Did you catch much of the Spelling Bee last week? It finished up last Friday. The winner, Anamika Veeramani, knew how to spell nahcolite and stromur. Do you? Yes, you caught me: the correct spelling for a rheometer that measures arterial blood flow is actually stromuhr. Well done.
English spelling is full of oddities and inconsistencies. Humorists and reformers alike love to string together non-rhyming orthographic siblings like “The Tough Coughs As He Ploughs the Dough“.
The humorist pauses for the laugh, but your true reformer plows (ploughs?) ahead with serious mean (I mean mien). Joe Little, my buddy from high school, is a true reformer. He puts his money where his mouth is too. Not only is he the director of the reform-oriented American Literacy Council, he actually traveled to Washington DC for the recent Spelling Bee so that he could protest its very existence. Not that he has anything against clever kids like Anamika Veeramani. It’s just that he thinks that, as his sign says: “English Spelling Spells Trouble”. Listen to what he has to say in this sympathetic USA Today video. By the way, that’s Joe in the bee costume.
Where do you come down? Are you convinced? Should English spelling really be reformed? The ever-informative Language Log has a good discussion about the relationship between spelling vs. rate of learning. But it all seems to be fairly equivocal. On the face of it, English spelling IS nutty. But who gets to reform it? And what gets left behind?
As I see it, the simplification of Chinese characters is a good historical lesson to learn from. In the name of stamping out illiteracy, Chairman Mao pushed through a set of drastically simplified characters. It’s easy to see the motivation, but the old characters didn’t go away, and as a result, some 2000 new (simple) characters have been added to the traditional set of around 50,000 characters. Is Chinese better off or not? The debate rages on.
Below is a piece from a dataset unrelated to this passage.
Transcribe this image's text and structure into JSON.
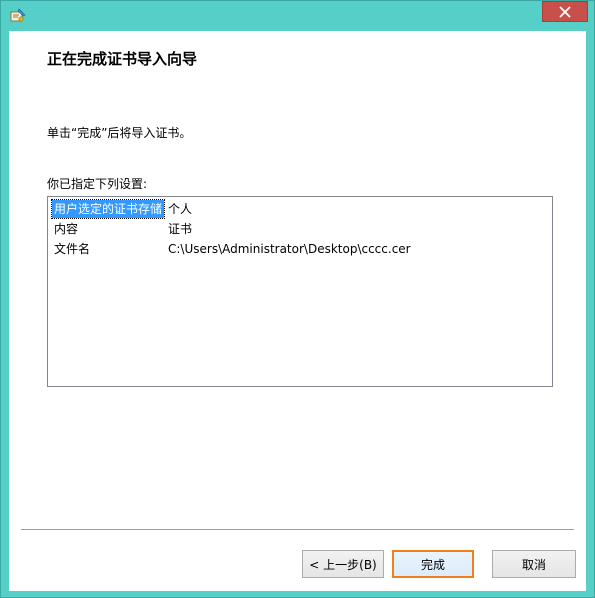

Finally, now that you’re wound up about spelling, would you risk a wound to your pride by attempting the Spelling Bee’s sample test? If you take it, let us know how you did.